§ **What you have to do**: In total, how many lines of the data contain the word "selected"? Only that number is wanted.

══ Source information

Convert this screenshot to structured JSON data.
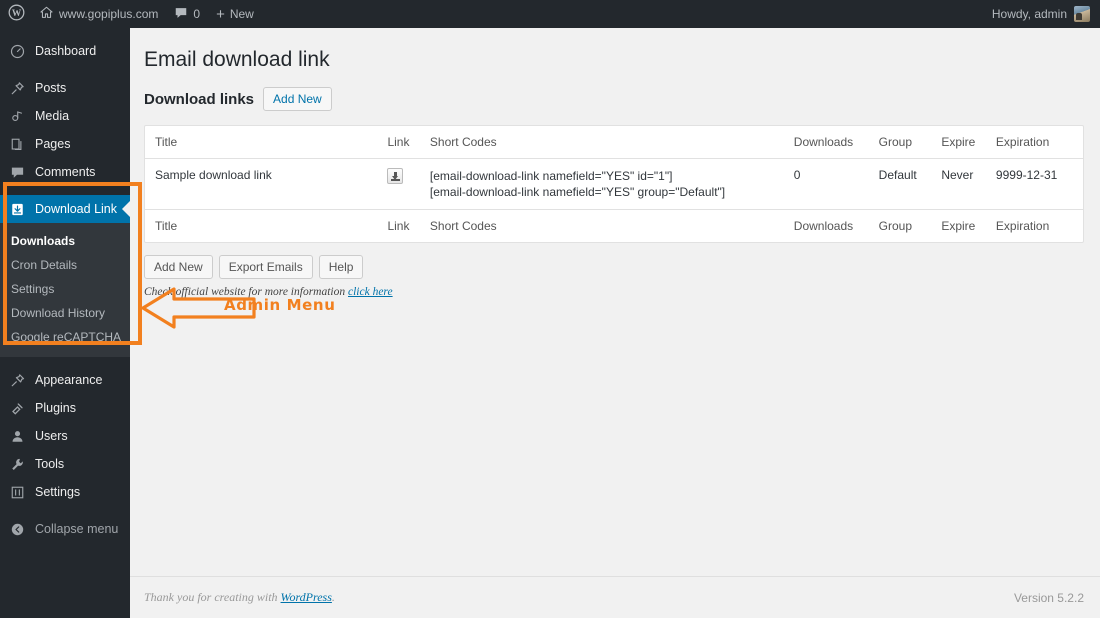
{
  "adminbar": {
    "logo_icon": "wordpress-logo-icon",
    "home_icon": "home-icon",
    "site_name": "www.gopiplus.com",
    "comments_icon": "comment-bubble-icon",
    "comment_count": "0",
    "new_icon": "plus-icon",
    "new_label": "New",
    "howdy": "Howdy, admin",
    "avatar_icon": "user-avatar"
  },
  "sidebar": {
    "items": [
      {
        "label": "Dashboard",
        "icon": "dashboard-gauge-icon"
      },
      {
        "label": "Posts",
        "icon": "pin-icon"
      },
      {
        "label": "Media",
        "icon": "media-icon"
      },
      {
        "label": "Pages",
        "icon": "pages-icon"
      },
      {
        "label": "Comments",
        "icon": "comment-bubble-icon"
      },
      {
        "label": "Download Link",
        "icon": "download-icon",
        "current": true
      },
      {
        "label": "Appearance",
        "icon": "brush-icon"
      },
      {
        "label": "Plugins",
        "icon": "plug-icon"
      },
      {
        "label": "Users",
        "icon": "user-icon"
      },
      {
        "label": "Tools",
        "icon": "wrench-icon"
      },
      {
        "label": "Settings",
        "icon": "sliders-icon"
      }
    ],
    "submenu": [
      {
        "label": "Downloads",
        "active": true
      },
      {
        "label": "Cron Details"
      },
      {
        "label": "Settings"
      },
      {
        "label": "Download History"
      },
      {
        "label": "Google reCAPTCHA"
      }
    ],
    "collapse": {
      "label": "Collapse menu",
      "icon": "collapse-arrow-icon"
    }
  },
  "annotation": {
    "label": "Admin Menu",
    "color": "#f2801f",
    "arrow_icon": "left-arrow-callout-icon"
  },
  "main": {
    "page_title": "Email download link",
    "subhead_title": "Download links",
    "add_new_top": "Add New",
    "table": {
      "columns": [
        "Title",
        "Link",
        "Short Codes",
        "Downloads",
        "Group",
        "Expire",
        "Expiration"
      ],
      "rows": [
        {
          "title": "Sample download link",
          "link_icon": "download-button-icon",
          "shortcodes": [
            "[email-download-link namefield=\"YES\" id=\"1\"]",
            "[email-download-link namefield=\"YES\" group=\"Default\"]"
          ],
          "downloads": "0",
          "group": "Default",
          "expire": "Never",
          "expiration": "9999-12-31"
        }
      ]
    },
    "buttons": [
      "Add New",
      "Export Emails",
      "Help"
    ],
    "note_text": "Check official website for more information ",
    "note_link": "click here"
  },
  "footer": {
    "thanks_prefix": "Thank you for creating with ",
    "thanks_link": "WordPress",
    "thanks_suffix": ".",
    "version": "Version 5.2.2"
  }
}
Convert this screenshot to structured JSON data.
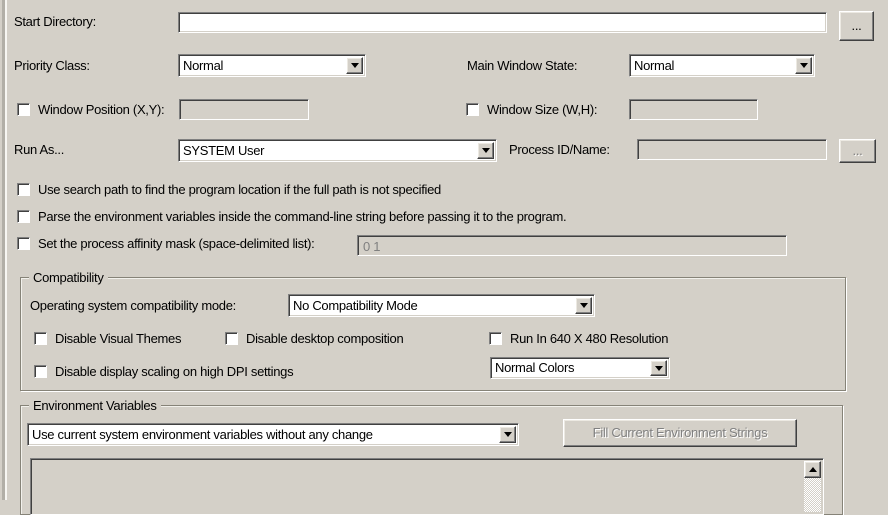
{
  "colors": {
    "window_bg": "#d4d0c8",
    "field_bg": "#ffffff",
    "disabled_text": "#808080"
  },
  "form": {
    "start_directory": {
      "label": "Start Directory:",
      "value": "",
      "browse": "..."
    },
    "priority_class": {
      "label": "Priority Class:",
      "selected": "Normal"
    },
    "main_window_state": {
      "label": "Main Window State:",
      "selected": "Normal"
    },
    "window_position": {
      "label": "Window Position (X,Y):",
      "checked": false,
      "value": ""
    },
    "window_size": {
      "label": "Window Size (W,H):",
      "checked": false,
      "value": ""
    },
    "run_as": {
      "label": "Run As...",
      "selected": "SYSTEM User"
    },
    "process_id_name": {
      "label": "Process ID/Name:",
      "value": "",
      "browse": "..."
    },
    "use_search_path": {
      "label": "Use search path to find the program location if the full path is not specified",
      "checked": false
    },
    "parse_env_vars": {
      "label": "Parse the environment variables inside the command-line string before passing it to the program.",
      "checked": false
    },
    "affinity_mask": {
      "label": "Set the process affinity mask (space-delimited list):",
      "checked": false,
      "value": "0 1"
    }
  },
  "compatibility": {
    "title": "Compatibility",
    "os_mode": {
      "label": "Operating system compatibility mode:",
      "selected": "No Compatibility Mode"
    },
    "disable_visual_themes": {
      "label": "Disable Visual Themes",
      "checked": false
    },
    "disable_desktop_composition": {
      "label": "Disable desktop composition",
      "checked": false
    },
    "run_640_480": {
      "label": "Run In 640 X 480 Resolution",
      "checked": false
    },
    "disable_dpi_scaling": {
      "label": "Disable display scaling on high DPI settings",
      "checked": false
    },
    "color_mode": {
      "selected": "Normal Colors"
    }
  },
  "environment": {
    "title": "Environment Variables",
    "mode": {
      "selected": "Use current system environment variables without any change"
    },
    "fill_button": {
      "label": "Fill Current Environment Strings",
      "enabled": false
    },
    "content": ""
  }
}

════

§ **Answer box**: 6